→ TASK TO COMPLETE
Each entry below is to be given again word for word, with no pictures.

--- START ---

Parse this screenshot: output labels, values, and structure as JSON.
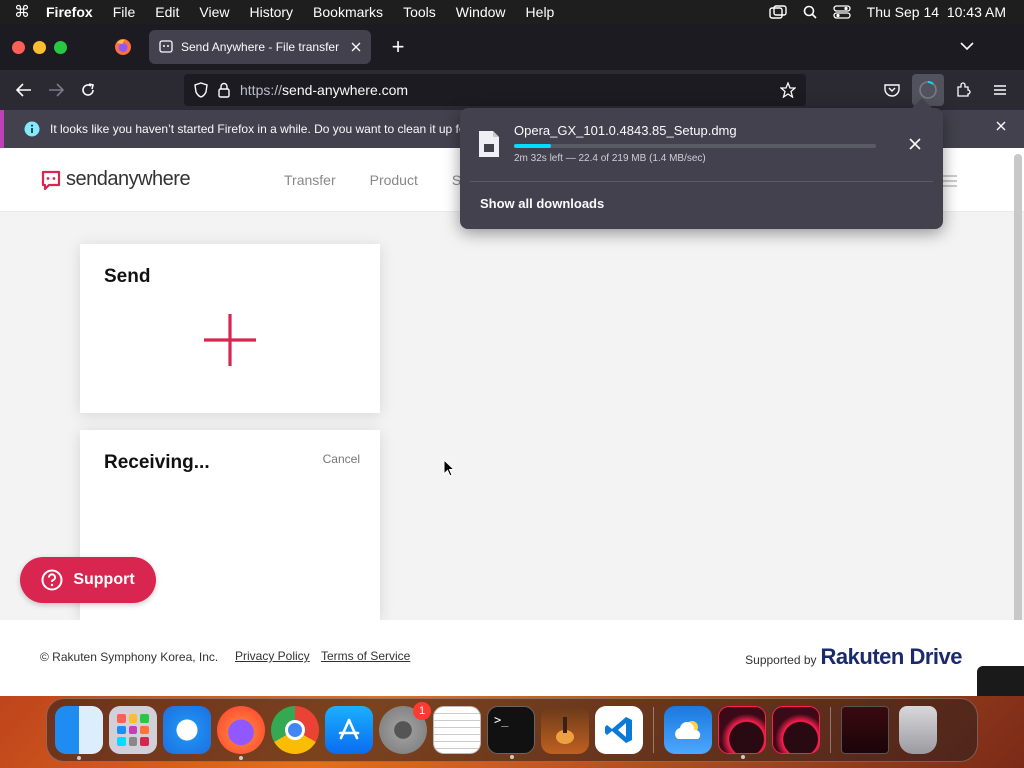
{
  "menubar": {
    "app": "Firefox",
    "items": [
      "File",
      "Edit",
      "View",
      "History",
      "Bookmarks",
      "Tools",
      "Window",
      "Help"
    ],
    "clock": "Thu Sep 14  10:43 AM"
  },
  "browser": {
    "tab_title": "Send Anywhere - File transfer",
    "url_proto": "https://",
    "url_host": "send-anywhere.com",
    "infobar_text": "It looks like you haven’t started Firefox in a while. Do you want to clean it up for"
  },
  "site": {
    "logo_text": "sendanywhere",
    "nav": [
      "Transfer",
      "Product",
      "Se"
    ],
    "send_title": "Send",
    "receiving_title": "Receiving...",
    "cancel_label": "Cancel",
    "support_label": "Support",
    "footer": {
      "copyright": "© Rakuten Symphony Korea, Inc.",
      "privacy": "Privacy Policy",
      "terms": "Terms of Service",
      "supported_by": "Supported by",
      "brand": "Rakuten Drive"
    }
  },
  "downloads": {
    "file_name": "Opera_GX_101.0.4843.85_Setup.dmg",
    "status": "2m 32s left — 22.4 of 219 MB (1.4 MB/sec)",
    "progress_fraction": 0.102,
    "show_all": "Show all downloads"
  },
  "dock": {
    "badge_count": "1"
  },
  "colors": {
    "accent": "#d82650",
    "progress": "#00ddff",
    "toolbar": "#2b2a33"
  }
}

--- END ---

→ RESPONSE
Parse this screenshot: output labels, values, and structure as JSON.
{
  "menubar": {
    "app": "Firefox",
    "items": [
      "File",
      "Edit",
      "View",
      "History",
      "Bookmarks",
      "Tools",
      "Window",
      "Help"
    ],
    "clock": "Thu Sep 14  10:43 AM"
  },
  "browser": {
    "tab_title": "Send Anywhere - File transfer",
    "url_proto": "https://",
    "url_host": "send-anywhere.com",
    "infobar_text": "It looks like you haven’t started Firefox in a while. Do you want to clean it up for"
  },
  "site": {
    "logo_text": "sendanywhere",
    "nav": [
      "Transfer",
      "Product",
      "Se"
    ],
    "send_title": "Send",
    "receiving_title": "Receiving...",
    "cancel_label": "Cancel",
    "support_label": "Support",
    "footer": {
      "copyright": "© Rakuten Symphony Korea, Inc.",
      "privacy": "Privacy Policy",
      "terms": "Terms of Service",
      "supported_by": "Supported by",
      "brand": "Rakuten Drive"
    }
  },
  "downloads": {
    "file_name": "Opera_GX_101.0.4843.85_Setup.dmg",
    "status": "2m 32s left — 22.4 of 219 MB (1.4 MB/sec)",
    "progress_fraction": 0.102,
    "show_all": "Show all downloads"
  },
  "dock": {
    "badge_count": "1"
  },
  "colors": {
    "accent": "#d82650",
    "progress": "#00ddff",
    "toolbar": "#2b2a33"
  }
}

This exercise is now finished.